I’ve written a few times about my experiences seeing foreign films during the late 70s and early 80s when my mother, and then I, worked for a company called New Yorker Films. I remember quite clearly a conversation my mother and I had about Dona Flor and her Two Husbands as we exited the theater:
Me: “I guess the point of the film is that women need two husbands.”
Mom snapped: “One’s more than enough trouble!”
I giggle when I think about this. I was very young at the time. Watching the film decades later, I was certain to have a different reaction, I thought.
Current reaction: “I guess the point of the film is that women need two husbands.”
Yep, pretty much the same.
Based on the novel by Jorge Amado and directed by Bruno Baretto (who I had the pleasure of speaking to on the phone once or twice when I worked at New Yorker films) Dona Flor and her Two Husbands was the highest grossing film in Brazil for almost 35 years.
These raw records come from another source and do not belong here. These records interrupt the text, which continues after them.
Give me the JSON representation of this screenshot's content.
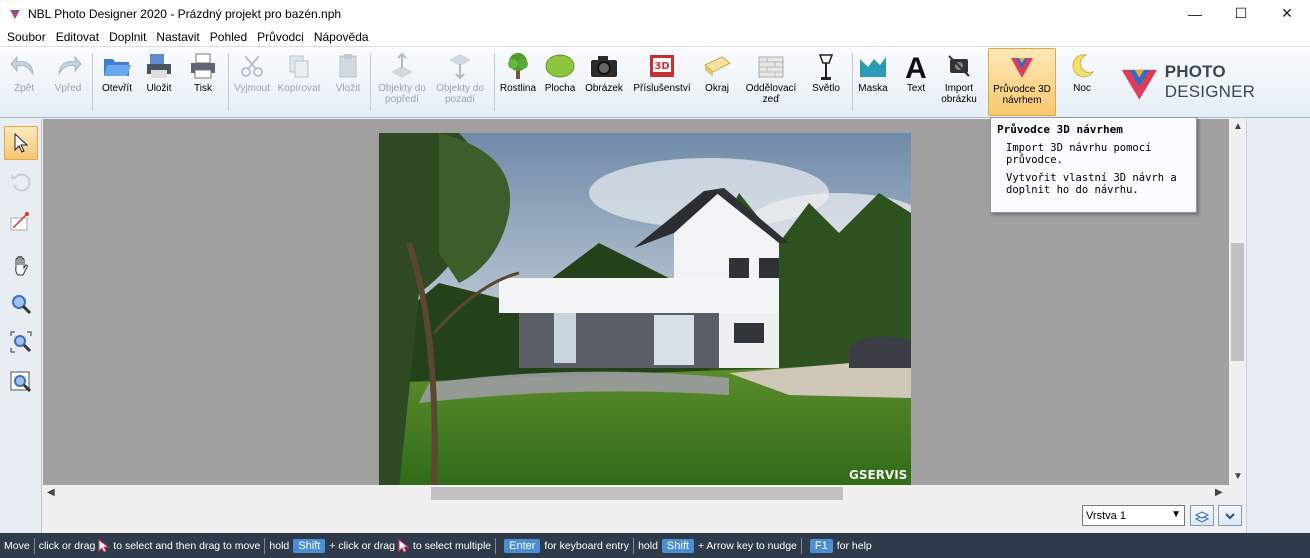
{
  "window": {
    "title": "NBL Photo Designer 2020 - Prázdný projekt pro bazén.nph",
    "minimize": "—",
    "maximize": "☐",
    "close": "✕"
  },
  "menu": [
    "Soubor",
    "Editovat",
    "Doplnit",
    "Nastavit",
    "Pohled",
    "Průvodci",
    "Nápověda"
  ],
  "toolbar": {
    "back": "Zpět",
    "forward": "Vpřed",
    "open": "Otevřít",
    "save": "Uložit",
    "print": "Tisk",
    "cut": "Vyjmout",
    "copy": "Kopírovat",
    "paste": "Vložit",
    "to_front_1": "Objekty do",
    "to_front_2": "popředí",
    "to_back_1": "Objekty do",
    "to_back_2": "pozadí",
    "plant": "Rostlina",
    "area": "Plocha",
    "image": "Obrázek",
    "accessories": "Příslušenství",
    "edge": "Okraj",
    "wall_1": "Oddělovací",
    "wall_2": "zeď",
    "light": "Světlo",
    "mask": "Maska",
    "text": "Text",
    "import_1": "Import",
    "import_2": "obrázku",
    "wizard_1": "Průvodce 3D",
    "wizard_2": "návrhem",
    "night": "Noc"
  },
  "brand": {
    "photo": "PHOTO",
    "designer": " DESIGNER"
  },
  "tooltip": {
    "title": "Průvodce 3D návrhem",
    "line1": "Import 3D návrhu pomocí průvodce.",
    "line2": "Vytvořit vlastní 3D návrh a doplnit ho do návrhu."
  },
  "photo_watermark": "GSERVIS",
  "layer": {
    "value": "Vrstva 1"
  },
  "status": {
    "mode": "Move",
    "t1": "click or drag",
    "t2": "to select and then drag to move",
    "t3": "hold",
    "k_shift": "Shift",
    "t4": "+ click or drag",
    "t5": "to select multiple",
    "k_enter": "Enter",
    "t6": "for keyboard entry",
    "t7": "hold",
    "k_shift2": "Shift",
    "t8": "+ Arrow key to nudge",
    "k_f1": "F1",
    "t9": "for help"
  },
  "colors": {
    "accent": "#f8c86e",
    "statusbar": "#2f3b4b",
    "key": "#4a8fd6",
    "canvas": "#a0a0a0"
  }
}
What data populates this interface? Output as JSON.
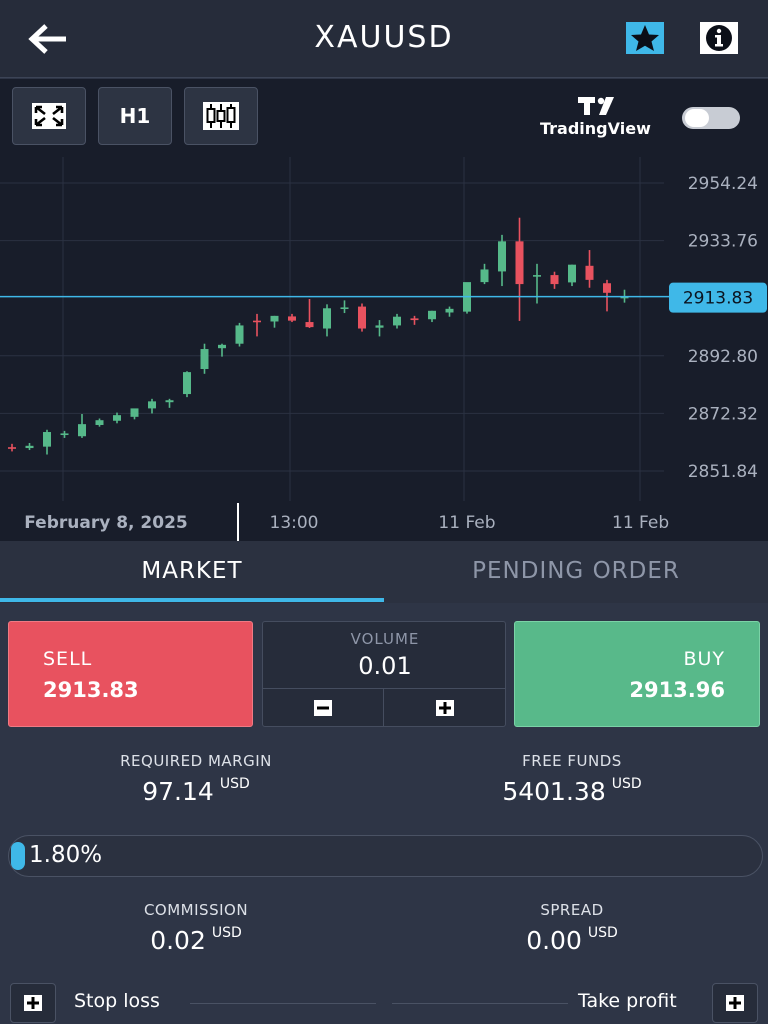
{
  "header": {
    "title": "XAUUSD",
    "back_icon": "arrow-left-icon",
    "favorite_icon": "star-icon",
    "info_icon": "info-icon",
    "favorite_color": "#3fb8e8"
  },
  "toolbar": {
    "fullscreen_icon": "expand-icon",
    "timeframe_label": "H1",
    "chart_type_icon": "candlestick-icon",
    "tradingview_label": "TradingView",
    "toggle_on": false
  },
  "chart_data": {
    "type": "candlestick",
    "price_ticks": [
      "2954.24",
      "2933.76",
      "2892.80",
      "2872.32",
      "2851.84"
    ],
    "price_tick_values": [
      2954.24,
      2933.76,
      2892.8,
      2872.32,
      2851.84
    ],
    "current_price": "2913.83",
    "current_price_value": 2913.83,
    "time_labels": [
      "February 8, 2025",
      "13:00",
      "11 Feb",
      "11 Feb"
    ],
    "candles": [
      {
        "o": 2860.3,
        "h": 2861.5,
        "l": 2858.8,
        "c": 2860.0
      },
      {
        "o": 2860.0,
        "h": 2861.8,
        "l": 2859.3,
        "c": 2860.8
      },
      {
        "o": 2860.5,
        "h": 2866.5,
        "l": 2857.7,
        "c": 2865.7
      },
      {
        "o": 2864.8,
        "h": 2866.1,
        "l": 2863.6,
        "c": 2865.2
      },
      {
        "o": 2864.2,
        "h": 2872.1,
        "l": 2863.6,
        "c": 2868.5
      },
      {
        "o": 2868.2,
        "h": 2870.5,
        "l": 2867.6,
        "c": 2869.9
      },
      {
        "o": 2869.7,
        "h": 2872.6,
        "l": 2868.8,
        "c": 2871.7
      },
      {
        "o": 2871.1,
        "h": 2873.5,
        "l": 2870.2,
        "c": 2874.1
      },
      {
        "o": 2874.1,
        "h": 2877.5,
        "l": 2872.3,
        "c": 2876.6
      },
      {
        "o": 2876.3,
        "h": 2877.5,
        "l": 2874.3,
        "c": 2877.0
      },
      {
        "o": 2879.2,
        "h": 2887.3,
        "l": 2878.1,
        "c": 2887.0
      },
      {
        "o": 2888.1,
        "h": 2897.1,
        "l": 2886.4,
        "c": 2895.2
      },
      {
        "o": 2895.5,
        "h": 2897.1,
        "l": 2892.5,
        "c": 2896.7
      },
      {
        "o": 2897.1,
        "h": 2904.5,
        "l": 2896.1,
        "c": 2903.6
      },
      {
        "o": 2905.3,
        "h": 2907.7,
        "l": 2899.7,
        "c": 2905.0
      },
      {
        "o": 2905.0,
        "h": 2907.0,
        "l": 2902.8,
        "c": 2907.0
      },
      {
        "o": 2906.8,
        "h": 2907.7,
        "l": 2904.8,
        "c": 2905.3
      },
      {
        "o": 2904.8,
        "h": 2913.0,
        "l": 2902.7,
        "c": 2903.0
      },
      {
        "o": 2902.5,
        "h": 2911.1,
        "l": 2899.7,
        "c": 2909.7
      },
      {
        "o": 2909.7,
        "h": 2912.5,
        "l": 2908.0,
        "c": 2910.0
      },
      {
        "o": 2910.3,
        "h": 2911.4,
        "l": 2901.4,
        "c": 2902.5
      },
      {
        "o": 2902.8,
        "h": 2905.5,
        "l": 2899.7,
        "c": 2903.6
      },
      {
        "o": 2903.6,
        "h": 2907.7,
        "l": 2902.5,
        "c": 2906.7
      },
      {
        "o": 2906.1,
        "h": 2907.0,
        "l": 2903.8,
        "c": 2905.5
      },
      {
        "o": 2905.8,
        "h": 2908.8,
        "l": 2904.8,
        "c": 2908.8
      },
      {
        "o": 2908.2,
        "h": 2910.3,
        "l": 2906.7,
        "c": 2909.5
      },
      {
        "o": 2908.5,
        "h": 2916.0,
        "l": 2907.8,
        "c": 2919.0
      },
      {
        "o": 2919.0,
        "h": 2925.5,
        "l": 2918.3,
        "c": 2923.5
      },
      {
        "o": 2922.8,
        "h": 2935.8,
        "l": 2917.6,
        "c": 2933.5
      },
      {
        "o": 2933.5,
        "h": 2941.9,
        "l": 2905.2,
        "c": 2918.3
      },
      {
        "o": 2921.1,
        "h": 2925.5,
        "l": 2911.4,
        "c": 2921.5
      },
      {
        "o": 2921.5,
        "h": 2922.7,
        "l": 2916.6,
        "c": 2918.3
      },
      {
        "o": 2918.9,
        "h": 2925.2,
        "l": 2917.6,
        "c": 2925.2
      },
      {
        "o": 2924.8,
        "h": 2930.4,
        "l": 2917.0,
        "c": 2919.8
      },
      {
        "o": 2918.6,
        "h": 2919.8,
        "l": 2908.6,
        "c": 2915.2
      },
      {
        "o": 2913.3,
        "h": 2916.3,
        "l": 2911.7,
        "c": 2913.8
      }
    ]
  },
  "tabs": [
    {
      "label": "MARKET",
      "active": true
    },
    {
      "label": "PENDING ORDER",
      "active": false
    }
  ],
  "trade": {
    "sell_label": "SELL",
    "sell_price": "2913.83",
    "buy_label": "BUY",
    "buy_price": "2913.96",
    "volume_label": "VOLUME",
    "volume_value": "0.01",
    "minus_icon": "minus-icon",
    "plus_icon": "plus-icon",
    "sell_color": "#e8525f",
    "buy_color": "#58b98a"
  },
  "stats": {
    "required_margin_label": "REQUIRED MARGIN",
    "required_margin_value": "97.14",
    "required_margin_unit": "USD",
    "free_funds_label": "FREE FUNDS",
    "free_funds_value": "5401.38",
    "free_funds_unit": "USD",
    "commission_label": "COMMISSION",
    "commission_value": "0.02",
    "commission_unit": "USD",
    "spread_label": "SPREAD",
    "spread_value": "0.00",
    "spread_unit": "USD"
  },
  "margin_usage": {
    "text": "1.80%",
    "fraction": 0.018
  },
  "stop_loss_label": "Stop loss",
  "take_profit_label": "Take profit",
  "accent_color": "#3fb8e8"
}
Shot in Salvador de Bahia, the film is absolutely gorgeous. Being a sex comedy starring one of Brazil’s most popular and beautiful actresses, Sonia Braga, helped it keep its crown for several decades.
The story opens in 1943 during Carnival. Vadinho (Jose Wilker) and his friends are out celebrating and dancing in the streets. Vadinho suddenly collapses and dies instantly. He has led such a dissipated life that he dies in his early thirties from a diseased liver and kidneys.
His wife Flor (Braga) is devastated by the loss of her husband, though many of her friends think this is a fortunate turn of events for her. In a long flashback sequence, we discover Vadinho was not good for much except as an exciting lover in the bedroom. He was a gambler, a womanizer, and beat Flor to get money to cover his gambling debts.
Soon after Vadinho’s death, Flor begins to receive the attentions of the local pharmacist, Teodoro (Mauro Mendonça), a respectable but boring man. Flor agrees to marry him. She discovers during the honeymoon that Teodoro is a dud in the bedroom. But he is an attentive and caring man, a hard worker, and someone she can be proud of as a wife. She convinces herself that she is happy with her new life.
One night, a naked Vadinho appears in her bedroom. Only she can see him. He claims that she called for him to return to her. She tries to send him away but he’s always around the house, sometimes watching her make love to her current husband and laughing hysterically.
Flor decides to get rid of him once and for all by having a ceremony done to exorcise him from her life. As he starts to fade away, she calls him back and the two make love. Soon Vadihno is sleeping in the same bed with Flor and Teodoro and accompanying them both while they leave church—walking down the street stark naked while patting Flor’s bottom.
Researching the film for this post, I was kind of surprised—though not as much upon reflection—to find that many reviews are snippy and dismissive. Complaints range from the flashback sequence being too long, the comedy being too broad (or not broad enough, go figure), the story not having anything to say about anything, etc.
I think I can guess at the cause of at least some of the griping. The film (and the original Amado novel) create a situation where a woman finds a way to gain satisfaction in every area of her life, and suffers nary a consequence for it. The walk down the street with her two husbands is a sharp slap in the face of the idea that women can’t have everything they want out of life. Flor wants stability and a quiet, simple bourgeois life, while also having access to some flaming hot sex whenever she wants it, and that’s exactly what she gets.
Most women aren’t going to have the convenience of a dead (and dead sexy) husband who will oblige her with the latter without denying her the former. But it’s quite the fantasy for women.
The film and other variations of the novel are still popular. Just this year, Mexican TV produced a telenovela based on the novel. There is an American (though unfortunately not as sexy) version of the film called Kiss Me Goodbye. There have also been successful stage productions.
Dona Flor and her Two Husbands has many things to recommend it: a colorful portrait of Brazilian life during the 1940s, the lovely Braga, and, surprise, surprise, a sex comedy focused on a woman with agency. Not bad for a film four decades old.